``Platinum continued to suffer as the automotive sector looks increasingly vulnerable to the global economic contraction,'' Jon Nadler, a senior analyst at Kitco Metals & Minerals Inc. in Montreal, said today in a note to clients. ``Credit markets remain in a state of suspended animation.''

Platinum futures for January delivery slid $20.80, or 2.1 percent, to $965.80 an ounce on the New York Mercantile Exchange. The most-active contract plunged 14 percent this week, the steepest weekly drop since September 1986.

The price earlier touched $956.20, the lowest since Dec. 22, 2005. Automakers reported the lowest monthly U.S. sales in 17 years this week.

Platinum fell 50 percent in the third quarter and 31 percent last month, the worst monthly decline since at least 1986. The most-active contract reached a record $2,308.80 on March 4.

Palladium futures for December delivery fell $1.35, or 0.7 percent, to $201.85 an ounce in New York. The price plummeted 56 percent in the third quarter and 34 percent last month, also the biggest such decline since at least 1986. Most-active futures dropped 10 percent this week and are down 47 percent this year.

Global Slowdown

``The dominant sentiment in the commodity markets now reflects the belief that we are heading into a synchronized global slowdown or even recession,'' Edward Meir, an analyst at MF Global Ltd. in Darien, Connecticut, said today in a note to clients.

U.S. auto sales plunged the most last month since January 1991, according to Ward's Auto Forecast in Southfield, Michigan.
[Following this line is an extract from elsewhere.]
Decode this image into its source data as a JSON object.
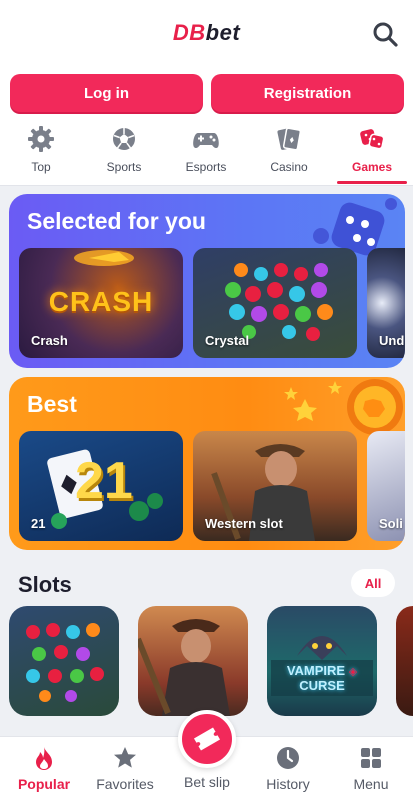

The September results extended the industry's slide to 11 consecutive months, the longest in 17 years.

Executives from Bayerische Motoren Werke AG of Germany, Dearborn, Michigan-based Ford Motor Co. and France's Renault SA said yesterday that a slump in car sales may be more prolonged than manufacturers have anticipated.

Auto sales also slid in Europe, dropping 16 percent in August, the biggest monthly decline since 1999. Demand is slackening in Russia, as well as in other emerging markets in eastern Europe and in Brazil, where carmakers have been expanding capacity.

Lawmakers in the U.S. House of Representatives passed a $700 billion rescue plan for financial companies, designed to unlock credit markets, reversing an earlier vote that sent global markets plunging and threatened to deepen an economic slowdown. President George W. Bush praised the vote and said he will sign the measure when he receives it.

To contact the reporter on this story: Halia Pavliva in New York at hpavliva@bloomberg.net.